WHAT TO PRODUCE
Wherever the word "סביב" appears in a line of the records, copy that line.

[Dataset rows for apps and sites]
--- START ---
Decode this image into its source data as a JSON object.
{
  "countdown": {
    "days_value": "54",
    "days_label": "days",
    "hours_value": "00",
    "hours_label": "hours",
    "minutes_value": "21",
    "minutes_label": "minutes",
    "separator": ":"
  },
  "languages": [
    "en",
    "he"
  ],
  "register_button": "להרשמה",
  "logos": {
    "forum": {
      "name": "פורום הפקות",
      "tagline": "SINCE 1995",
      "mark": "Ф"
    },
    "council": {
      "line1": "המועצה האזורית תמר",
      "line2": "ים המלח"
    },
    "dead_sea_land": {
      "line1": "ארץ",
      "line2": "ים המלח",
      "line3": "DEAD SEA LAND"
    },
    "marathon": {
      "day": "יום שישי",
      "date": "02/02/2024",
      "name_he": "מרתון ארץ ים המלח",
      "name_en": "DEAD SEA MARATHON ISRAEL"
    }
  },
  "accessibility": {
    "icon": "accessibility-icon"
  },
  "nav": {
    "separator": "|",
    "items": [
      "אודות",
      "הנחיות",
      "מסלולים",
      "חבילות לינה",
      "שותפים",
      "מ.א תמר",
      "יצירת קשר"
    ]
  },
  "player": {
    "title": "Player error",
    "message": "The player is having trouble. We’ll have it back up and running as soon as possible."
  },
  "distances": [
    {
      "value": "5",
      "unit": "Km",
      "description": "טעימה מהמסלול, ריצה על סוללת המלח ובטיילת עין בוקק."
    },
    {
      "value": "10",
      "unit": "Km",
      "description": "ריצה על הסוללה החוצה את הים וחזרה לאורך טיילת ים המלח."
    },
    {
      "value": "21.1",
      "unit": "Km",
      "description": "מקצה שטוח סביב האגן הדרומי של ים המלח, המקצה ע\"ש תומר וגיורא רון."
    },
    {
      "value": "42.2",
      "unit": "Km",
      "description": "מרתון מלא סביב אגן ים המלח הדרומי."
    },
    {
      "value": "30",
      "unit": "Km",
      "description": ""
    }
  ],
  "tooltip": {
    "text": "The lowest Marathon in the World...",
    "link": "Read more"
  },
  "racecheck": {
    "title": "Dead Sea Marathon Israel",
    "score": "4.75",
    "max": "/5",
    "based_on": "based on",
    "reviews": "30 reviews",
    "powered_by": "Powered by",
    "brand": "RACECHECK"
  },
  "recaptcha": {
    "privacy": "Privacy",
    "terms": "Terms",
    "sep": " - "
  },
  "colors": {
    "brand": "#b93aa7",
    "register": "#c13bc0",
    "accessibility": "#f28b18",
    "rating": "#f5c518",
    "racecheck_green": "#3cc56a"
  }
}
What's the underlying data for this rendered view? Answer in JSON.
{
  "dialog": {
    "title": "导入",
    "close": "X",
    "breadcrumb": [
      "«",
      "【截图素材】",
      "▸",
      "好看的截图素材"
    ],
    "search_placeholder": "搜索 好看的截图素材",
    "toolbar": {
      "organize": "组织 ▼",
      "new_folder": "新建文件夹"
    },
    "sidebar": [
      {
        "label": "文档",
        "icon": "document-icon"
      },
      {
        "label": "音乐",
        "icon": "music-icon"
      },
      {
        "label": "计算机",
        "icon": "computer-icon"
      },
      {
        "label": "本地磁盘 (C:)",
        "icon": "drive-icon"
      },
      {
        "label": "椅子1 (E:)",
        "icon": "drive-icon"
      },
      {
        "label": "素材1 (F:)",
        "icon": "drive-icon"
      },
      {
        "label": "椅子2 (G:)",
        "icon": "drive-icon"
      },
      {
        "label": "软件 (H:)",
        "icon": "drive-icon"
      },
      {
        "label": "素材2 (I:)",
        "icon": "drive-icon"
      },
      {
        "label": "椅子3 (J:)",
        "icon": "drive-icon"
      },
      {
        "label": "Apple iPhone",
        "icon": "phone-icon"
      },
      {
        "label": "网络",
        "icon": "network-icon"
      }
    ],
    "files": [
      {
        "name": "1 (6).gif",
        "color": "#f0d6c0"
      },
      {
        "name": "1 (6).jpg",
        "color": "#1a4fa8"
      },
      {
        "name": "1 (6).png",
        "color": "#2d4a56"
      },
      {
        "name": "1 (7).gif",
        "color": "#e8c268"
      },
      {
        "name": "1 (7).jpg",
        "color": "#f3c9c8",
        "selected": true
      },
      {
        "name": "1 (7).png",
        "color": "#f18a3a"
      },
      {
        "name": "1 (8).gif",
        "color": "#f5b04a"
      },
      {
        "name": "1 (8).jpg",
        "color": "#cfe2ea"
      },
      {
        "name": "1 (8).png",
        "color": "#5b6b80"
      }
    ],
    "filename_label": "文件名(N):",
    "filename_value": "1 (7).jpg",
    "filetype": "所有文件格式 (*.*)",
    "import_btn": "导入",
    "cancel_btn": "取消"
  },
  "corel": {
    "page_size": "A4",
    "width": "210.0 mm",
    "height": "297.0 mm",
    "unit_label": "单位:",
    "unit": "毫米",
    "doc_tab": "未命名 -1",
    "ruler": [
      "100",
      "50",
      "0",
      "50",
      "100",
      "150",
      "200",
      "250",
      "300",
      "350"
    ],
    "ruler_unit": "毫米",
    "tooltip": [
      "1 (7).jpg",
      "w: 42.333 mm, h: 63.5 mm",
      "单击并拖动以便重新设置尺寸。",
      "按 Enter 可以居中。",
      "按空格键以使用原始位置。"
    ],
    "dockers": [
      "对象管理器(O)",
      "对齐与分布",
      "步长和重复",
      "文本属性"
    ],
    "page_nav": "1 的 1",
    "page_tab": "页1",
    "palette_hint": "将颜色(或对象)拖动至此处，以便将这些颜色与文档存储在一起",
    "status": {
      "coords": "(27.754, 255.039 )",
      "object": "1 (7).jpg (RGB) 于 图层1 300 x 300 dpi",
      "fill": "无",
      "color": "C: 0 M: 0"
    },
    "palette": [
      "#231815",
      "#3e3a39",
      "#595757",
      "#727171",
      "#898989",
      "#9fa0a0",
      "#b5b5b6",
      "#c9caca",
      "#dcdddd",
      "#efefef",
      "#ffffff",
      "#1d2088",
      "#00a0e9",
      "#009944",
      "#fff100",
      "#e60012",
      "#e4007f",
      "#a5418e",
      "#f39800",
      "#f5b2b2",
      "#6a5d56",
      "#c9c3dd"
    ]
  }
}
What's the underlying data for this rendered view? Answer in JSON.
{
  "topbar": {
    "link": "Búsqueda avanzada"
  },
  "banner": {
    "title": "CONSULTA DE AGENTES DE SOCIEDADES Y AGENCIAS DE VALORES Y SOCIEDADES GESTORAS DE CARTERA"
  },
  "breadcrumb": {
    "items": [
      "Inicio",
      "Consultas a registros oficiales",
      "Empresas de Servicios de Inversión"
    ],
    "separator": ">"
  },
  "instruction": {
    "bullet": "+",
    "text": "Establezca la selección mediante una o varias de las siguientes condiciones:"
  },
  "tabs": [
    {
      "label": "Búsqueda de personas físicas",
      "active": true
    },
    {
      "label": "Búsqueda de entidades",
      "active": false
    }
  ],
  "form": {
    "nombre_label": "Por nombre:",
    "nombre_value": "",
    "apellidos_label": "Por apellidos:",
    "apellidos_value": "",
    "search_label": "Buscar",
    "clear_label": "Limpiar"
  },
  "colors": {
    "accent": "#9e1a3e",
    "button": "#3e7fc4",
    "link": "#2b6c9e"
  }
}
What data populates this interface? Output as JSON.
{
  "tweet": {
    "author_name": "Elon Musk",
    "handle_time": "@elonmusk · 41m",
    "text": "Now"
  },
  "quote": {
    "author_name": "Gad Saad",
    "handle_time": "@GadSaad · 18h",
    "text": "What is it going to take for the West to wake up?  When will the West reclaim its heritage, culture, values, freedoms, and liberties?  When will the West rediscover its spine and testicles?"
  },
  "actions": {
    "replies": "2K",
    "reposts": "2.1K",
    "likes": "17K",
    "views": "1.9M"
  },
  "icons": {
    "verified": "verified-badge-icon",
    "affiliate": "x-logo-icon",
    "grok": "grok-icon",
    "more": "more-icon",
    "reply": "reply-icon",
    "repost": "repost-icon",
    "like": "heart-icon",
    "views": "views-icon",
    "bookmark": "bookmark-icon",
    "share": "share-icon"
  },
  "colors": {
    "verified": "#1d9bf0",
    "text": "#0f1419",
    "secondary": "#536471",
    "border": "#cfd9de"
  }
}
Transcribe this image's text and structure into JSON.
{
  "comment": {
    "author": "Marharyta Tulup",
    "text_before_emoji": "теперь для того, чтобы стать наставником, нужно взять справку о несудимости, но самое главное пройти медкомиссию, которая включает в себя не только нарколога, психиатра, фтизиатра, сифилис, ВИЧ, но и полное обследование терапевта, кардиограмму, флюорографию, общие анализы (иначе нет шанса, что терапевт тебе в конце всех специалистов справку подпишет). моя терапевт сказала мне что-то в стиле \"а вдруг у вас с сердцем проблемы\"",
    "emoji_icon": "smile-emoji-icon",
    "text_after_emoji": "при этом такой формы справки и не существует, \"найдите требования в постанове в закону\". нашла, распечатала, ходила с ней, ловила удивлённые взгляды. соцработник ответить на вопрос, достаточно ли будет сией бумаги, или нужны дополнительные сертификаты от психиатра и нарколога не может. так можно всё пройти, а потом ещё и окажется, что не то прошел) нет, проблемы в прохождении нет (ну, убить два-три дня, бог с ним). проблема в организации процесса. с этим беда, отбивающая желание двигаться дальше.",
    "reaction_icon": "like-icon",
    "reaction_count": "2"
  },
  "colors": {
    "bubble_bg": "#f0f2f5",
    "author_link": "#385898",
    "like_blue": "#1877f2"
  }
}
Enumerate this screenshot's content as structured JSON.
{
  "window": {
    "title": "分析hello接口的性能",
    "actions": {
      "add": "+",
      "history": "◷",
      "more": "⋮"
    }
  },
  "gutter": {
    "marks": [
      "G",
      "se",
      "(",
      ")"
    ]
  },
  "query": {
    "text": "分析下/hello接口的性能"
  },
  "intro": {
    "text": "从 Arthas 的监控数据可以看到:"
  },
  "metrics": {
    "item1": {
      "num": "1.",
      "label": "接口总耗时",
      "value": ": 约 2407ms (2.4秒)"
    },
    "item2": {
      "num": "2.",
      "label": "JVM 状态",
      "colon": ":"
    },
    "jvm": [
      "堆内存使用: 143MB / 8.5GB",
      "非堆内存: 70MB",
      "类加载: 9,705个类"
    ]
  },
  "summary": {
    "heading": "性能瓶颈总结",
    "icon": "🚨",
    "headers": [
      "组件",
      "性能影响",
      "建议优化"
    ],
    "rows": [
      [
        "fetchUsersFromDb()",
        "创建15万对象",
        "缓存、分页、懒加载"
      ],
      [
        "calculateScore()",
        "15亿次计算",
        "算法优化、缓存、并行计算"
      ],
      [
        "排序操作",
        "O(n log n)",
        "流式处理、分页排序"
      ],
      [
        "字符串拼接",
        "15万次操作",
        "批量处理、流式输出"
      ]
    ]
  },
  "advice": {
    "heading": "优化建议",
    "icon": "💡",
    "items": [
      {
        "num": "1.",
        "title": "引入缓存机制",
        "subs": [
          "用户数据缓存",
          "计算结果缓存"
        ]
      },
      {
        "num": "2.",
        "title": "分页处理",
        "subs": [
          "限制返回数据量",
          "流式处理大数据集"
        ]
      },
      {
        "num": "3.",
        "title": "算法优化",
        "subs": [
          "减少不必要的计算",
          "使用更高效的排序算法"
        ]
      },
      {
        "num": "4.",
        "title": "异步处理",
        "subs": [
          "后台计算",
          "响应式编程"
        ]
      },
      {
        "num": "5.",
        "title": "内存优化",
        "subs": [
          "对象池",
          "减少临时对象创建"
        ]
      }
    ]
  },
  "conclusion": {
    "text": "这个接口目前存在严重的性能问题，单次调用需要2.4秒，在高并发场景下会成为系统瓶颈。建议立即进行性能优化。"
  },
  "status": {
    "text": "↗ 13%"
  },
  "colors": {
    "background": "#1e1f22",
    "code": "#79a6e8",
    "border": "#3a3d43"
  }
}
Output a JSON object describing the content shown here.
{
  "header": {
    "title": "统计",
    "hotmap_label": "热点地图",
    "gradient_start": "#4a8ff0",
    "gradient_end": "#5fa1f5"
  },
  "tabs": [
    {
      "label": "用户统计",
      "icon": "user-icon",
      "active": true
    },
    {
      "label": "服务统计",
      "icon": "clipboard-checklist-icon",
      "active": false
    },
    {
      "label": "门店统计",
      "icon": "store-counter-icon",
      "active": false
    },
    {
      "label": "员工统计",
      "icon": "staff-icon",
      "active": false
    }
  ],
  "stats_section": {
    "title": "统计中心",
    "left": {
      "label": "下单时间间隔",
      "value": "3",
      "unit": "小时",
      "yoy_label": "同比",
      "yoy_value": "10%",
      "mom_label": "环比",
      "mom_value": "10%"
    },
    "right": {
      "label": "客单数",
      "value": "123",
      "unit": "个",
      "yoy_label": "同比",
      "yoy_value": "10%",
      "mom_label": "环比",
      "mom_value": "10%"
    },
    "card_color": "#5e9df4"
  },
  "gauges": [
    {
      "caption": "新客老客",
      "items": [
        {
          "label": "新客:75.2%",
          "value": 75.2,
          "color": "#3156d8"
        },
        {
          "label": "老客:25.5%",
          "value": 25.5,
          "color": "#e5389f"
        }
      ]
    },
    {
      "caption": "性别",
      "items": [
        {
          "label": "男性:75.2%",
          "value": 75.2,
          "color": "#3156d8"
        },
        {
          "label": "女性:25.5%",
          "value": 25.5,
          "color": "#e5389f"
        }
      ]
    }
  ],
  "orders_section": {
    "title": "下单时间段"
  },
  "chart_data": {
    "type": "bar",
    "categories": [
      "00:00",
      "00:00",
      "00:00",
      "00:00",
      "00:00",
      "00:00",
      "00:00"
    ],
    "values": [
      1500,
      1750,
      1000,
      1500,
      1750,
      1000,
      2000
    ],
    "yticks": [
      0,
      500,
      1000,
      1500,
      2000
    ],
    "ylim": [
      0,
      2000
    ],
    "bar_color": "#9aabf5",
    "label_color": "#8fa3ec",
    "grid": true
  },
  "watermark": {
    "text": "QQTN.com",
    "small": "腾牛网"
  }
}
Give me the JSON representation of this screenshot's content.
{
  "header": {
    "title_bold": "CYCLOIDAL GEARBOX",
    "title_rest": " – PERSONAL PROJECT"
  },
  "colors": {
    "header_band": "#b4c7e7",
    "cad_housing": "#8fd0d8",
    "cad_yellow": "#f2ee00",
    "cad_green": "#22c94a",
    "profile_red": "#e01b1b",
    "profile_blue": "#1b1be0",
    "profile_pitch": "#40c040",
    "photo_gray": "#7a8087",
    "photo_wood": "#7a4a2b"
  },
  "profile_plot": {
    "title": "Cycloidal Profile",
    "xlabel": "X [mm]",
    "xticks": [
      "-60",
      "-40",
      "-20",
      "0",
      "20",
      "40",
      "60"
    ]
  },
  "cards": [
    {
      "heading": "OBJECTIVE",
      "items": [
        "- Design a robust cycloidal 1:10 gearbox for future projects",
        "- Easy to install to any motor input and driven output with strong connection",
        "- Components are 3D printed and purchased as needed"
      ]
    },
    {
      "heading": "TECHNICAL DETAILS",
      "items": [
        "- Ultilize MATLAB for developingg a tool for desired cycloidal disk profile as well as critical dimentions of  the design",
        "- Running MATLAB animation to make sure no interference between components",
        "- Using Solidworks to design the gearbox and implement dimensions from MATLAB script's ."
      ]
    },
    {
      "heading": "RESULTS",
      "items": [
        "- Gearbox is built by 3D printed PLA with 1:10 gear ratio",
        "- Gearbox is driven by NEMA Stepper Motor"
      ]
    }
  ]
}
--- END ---
EXERCISE RESPONSE
      "description": "מקצה שטוח סביב האגן הדרומי של ים המלח, המקצה ע\"ש תומר וגיורא רון."
      "description": "מרתון מלא סביב אגן ים המלח הדרומי."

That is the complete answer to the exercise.